### Your assignment
The lines below that include "initial" are to be found and copied.

(Data records for software interfaces)
········

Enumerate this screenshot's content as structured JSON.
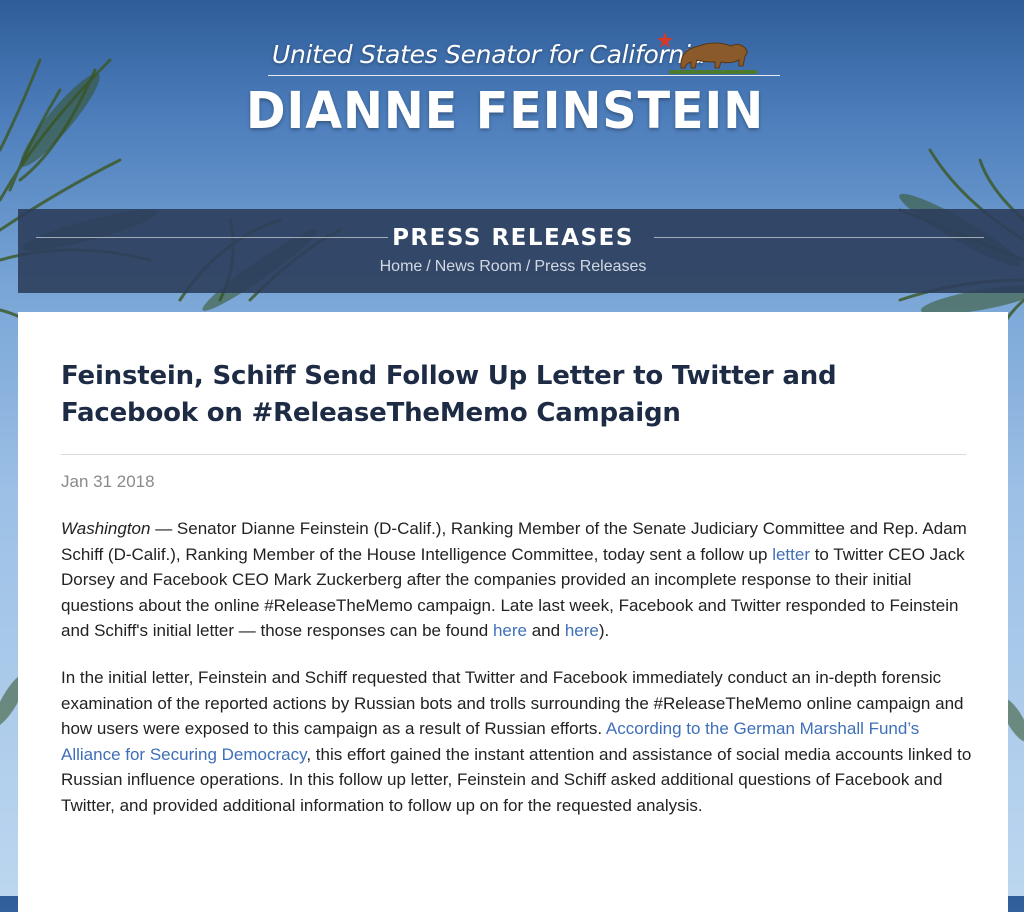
{
  "header": {
    "subtitle": "United States Senator for California",
    "name": "DIANNE FEINSTEIN",
    "logo": "california-bear-flag-icon"
  },
  "banner": {
    "title": "PRESS RELEASES",
    "breadcrumb": [
      "Home",
      "News Room",
      "Press Releases"
    ],
    "separator": "/"
  },
  "article": {
    "title": "Feinstein, Schiff Send Follow Up Letter to Twitter and Facebook on #ReleaseTheMemo Campaign",
    "date": "Jan 31 2018",
    "p1": {
      "dateline": "Washington",
      "t1": " — Senator Dianne Feinstein (D-Calif.), Ranking Member of the Senate Judiciary Committee and Rep. Adam Schiff (D-Calif.), Ranking Member of the House Intelligence Committee, today sent a follow up ",
      "link_letter": "letter",
      "t2": " to Twitter CEO Jack Dorsey and Facebook CEO Mark Zuckerberg after the companies provided an incomplete response to their initial questions about the online #ReleaseTheMemo campaign. Late last week, Facebook and Twitter responded to Feinstein and Schiff's initial letter — those responses can be found ",
      "link_here1": "here",
      "t3": " and ",
      "link_here2": "here",
      "t4": ")."
    },
    "p2": {
      "t1": "In the initial letter, Feinstein and Schiff requested that Twitter and Facebook immediately conduct an in-depth forensic examination of the reported actions by Russian bots and trolls surrounding the #ReleaseTheMemo online campaign and how users were exposed to this campaign as a result of Russian efforts.  ",
      "link_gmf": "According to the German Marshall Fund’s Alliance for Securing Democracy",
      "t2": ", this effort gained the instant attention and assistance of social media accounts linked to Russian influence operations. In this follow up letter, Feinstein and Schiff asked additional questions of Facebook and Twitter, and provided additional information to follow up on for the requested analysis."
    }
  },
  "colors": {
    "banner_bg": "#2c3e5c",
    "title": "#1e2b44",
    "link": "#3f6fb8",
    "date": "#8a8a8a"
  }
}
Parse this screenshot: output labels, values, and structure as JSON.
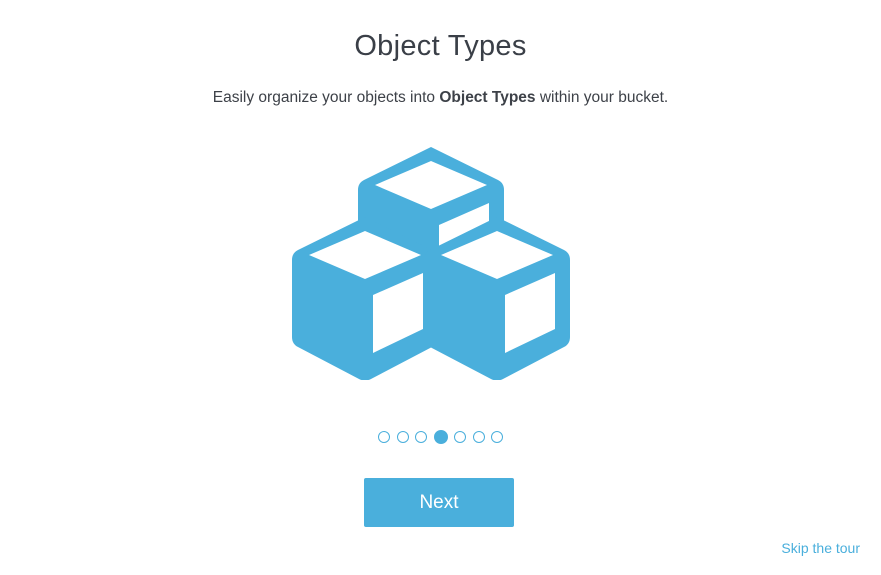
{
  "tour": {
    "title": "Object Types",
    "subtitle_before": "Easily organize your objects into ",
    "subtitle_bold": "Object Types",
    "subtitle_after": " within your bucket.",
    "illustration_icon": "stacked-cubes-icon",
    "step_total": 7,
    "step_current": 4,
    "next_label": "Next",
    "skip_label": "Skip the tour"
  },
  "colors": {
    "accent": "#4aafdc",
    "title_text": "#3a3f47",
    "body_text": "#3d4148",
    "background": "#ffffff"
  }
}
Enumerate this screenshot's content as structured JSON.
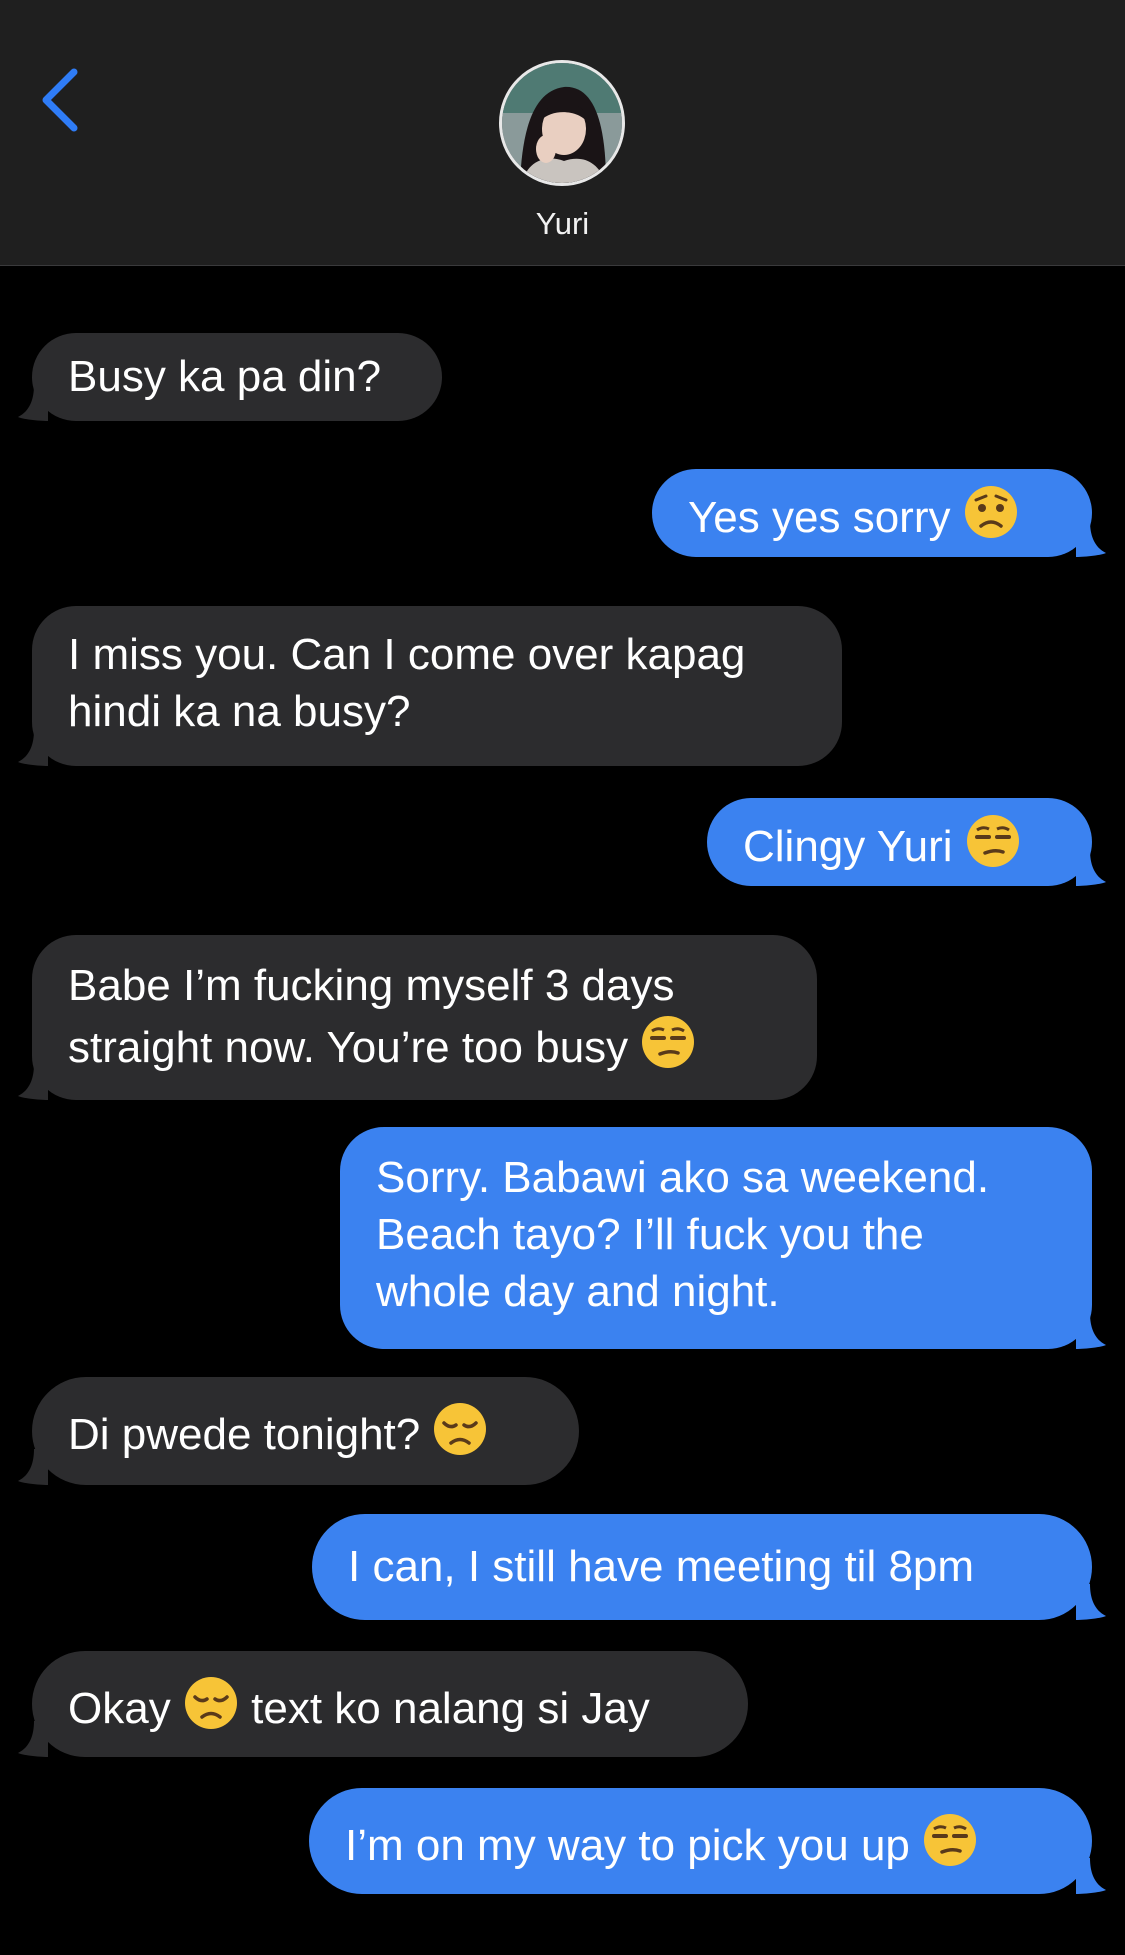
{
  "header": {
    "back_icon": "chevron-left-icon",
    "contact_name": "Yuri",
    "avatar": "contact-photo"
  },
  "colors": {
    "header_bg": "#1f1f1f",
    "thread_bg": "#000000",
    "incoming_bubble": "#2c2c2e",
    "outgoing_bubble": "#3b82f0",
    "accent": "#2f7cf6"
  },
  "messages": [
    {
      "dir": "in",
      "lines": [
        "Busy ka pa din?"
      ]
    },
    {
      "dir": "out",
      "lines": [
        "Yes yes sorry "
      ],
      "emoji": "worried-face"
    },
    {
      "dir": "in",
      "lines": [
        "I miss you. Can I come over kapag",
        "hindi ka na busy?"
      ]
    },
    {
      "dir": "out",
      "lines": [
        "Clingy Yuri "
      ],
      "emoji": "unamused-face"
    },
    {
      "dir": "in",
      "lines": [
        "Babe I’m fucking myself 3 days",
        "straight now. You’re too busy "
      ],
      "emoji": "unamused-face"
    },
    {
      "dir": "out",
      "lines": [
        "Sorry. Babawi ako sa weekend.",
        "Beach tayo? I’ll fuck you the",
        "whole day and night."
      ]
    },
    {
      "dir": "in",
      "lines": [
        "Di pwede tonight? "
      ],
      "emoji": "disappointed-face"
    },
    {
      "dir": "out",
      "lines": [
        "I can, I still have meeting til 8pm"
      ]
    },
    {
      "dir": "in",
      "lines": [
        "Okay ",
        " text ko nalang si Jay"
      ],
      "emoji": "disappointed-face",
      "emoji_inline_mid": true
    },
    {
      "dir": "out",
      "lines": [
        "I’m on my way to pick you up "
      ],
      "emoji": "unamused-face"
    }
  ]
}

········

### Response below
      "t2": " to Twitter CEO Jack Dorsey and Facebook CEO Mark Zuckerberg after the companies provided an incomplete response to their initial questions about the online #ReleaseTheMemo campaign. Late last week, Facebook and Twitter responded to Feinstein and Schiff's initial letter — those responses can be found ",
      "t1": "In the initial letter, Feinstein and Schiff requested that Twitter and Facebook immediately conduct an in-depth forensic examination of the reported actions by Russian bots and trolls surrounding the #ReleaseTheMemo online campaign and how users were exposed to this campaign as a result of Russian efforts.  ",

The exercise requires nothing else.